This has changed today, as Valve has announced SteamVR Tracking, an initiative to get the Vive’s Lighthouse technology out to third-party developers, for free. Well, it’s not entirely free – the license to use the technology itself costs nothing, but Valve requires all licensees to attend a US$3,000, 3.5-day training course, hosted by Synapse:
“For now, Valve requires at least one individual representative from each licensee company to attend this in-person training program. (In the future, in-person training may not be a requirement of licensees.) The tuition for this program, paid to Synapse, will be approximately $3000 USD per participant. The first available classes will be held in September 2016. Session A will be September 12-15, session B will be September 21-23.”
These training courses will teach developers best practices for using the SteamVR Tracking system, and is intended for experienced engineers rather than amateur developers.
An official FAQ expands on why Valve isn’t charging for licensing, and not charging royalties, surmising that more SteamVR devices, and more developers with SteamVR Tracking experience, is ultimately going to push Valve to make more of its own improvements on its own end.
However, Valve is not yet allowing anyone to build their own base stations – only devices that use the base stations’ tracking system:
“For now we need to make sure that there is complete compatibility among base stations and tracked devices. Longer term, we do want the hardware community to help us evolve base station design and to help innovate in that area, but given our own limited bandwidth we need to push that collaboration out to some future date.”
This is great news for people who are looking to build controller addons, or entirely new devices, but still want to maintain compatibility with the HTC Vive headset.
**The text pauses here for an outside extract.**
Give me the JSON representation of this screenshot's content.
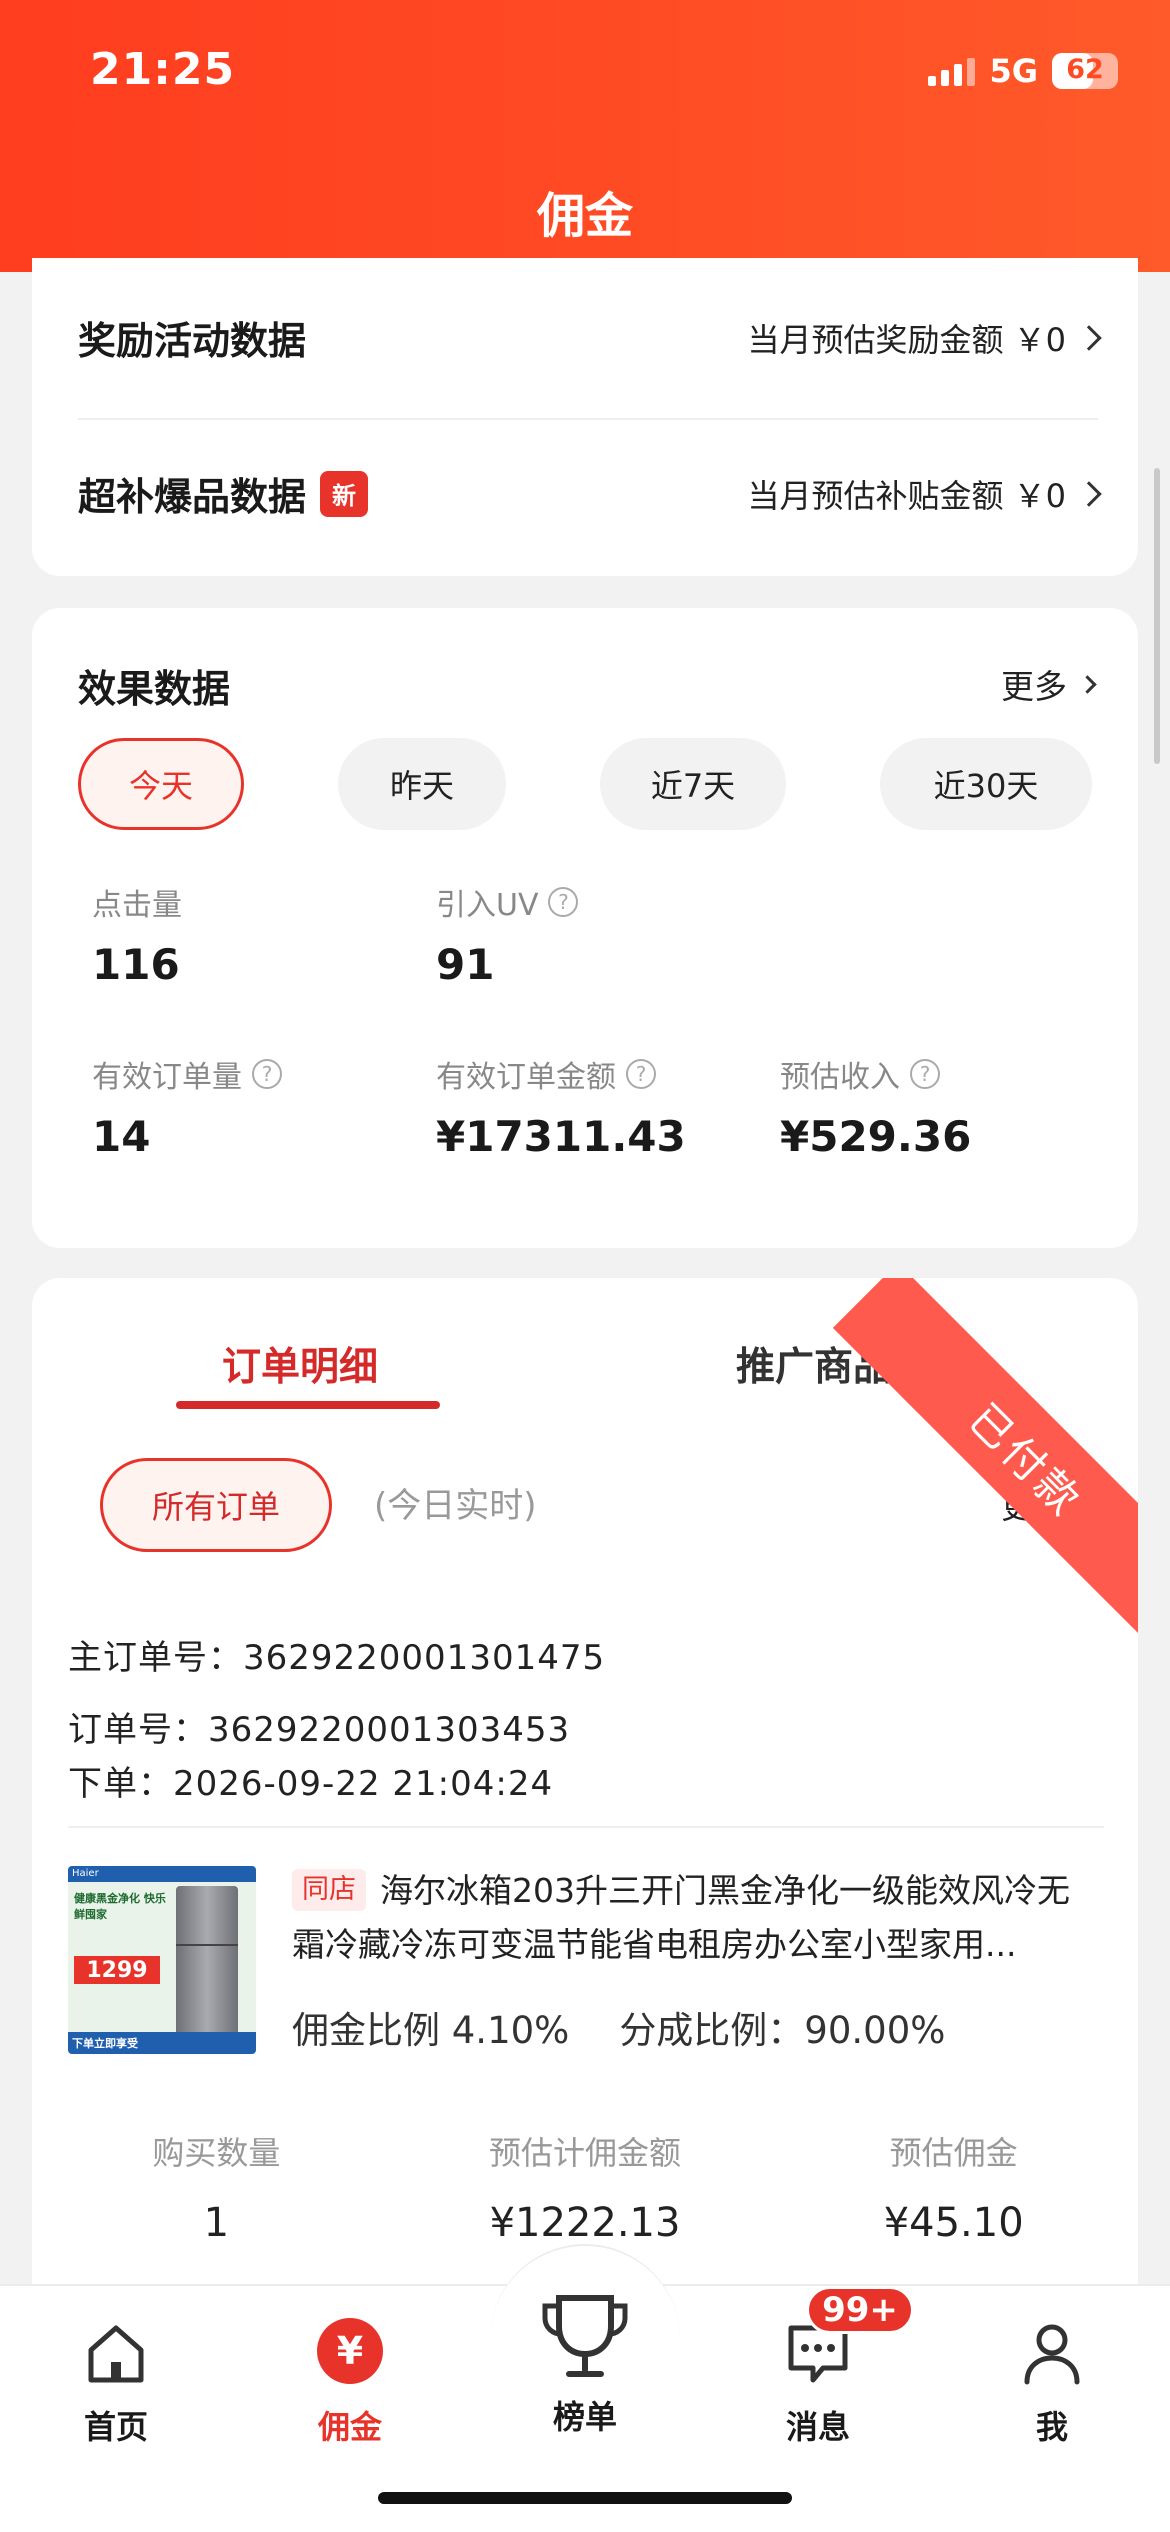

While we’re not yet at a point where the potential uses of the default HTC Vive motion controller have been played out, this does provide an immediate future-proofing for when developers do feel they’ve reached the limit of that hardware.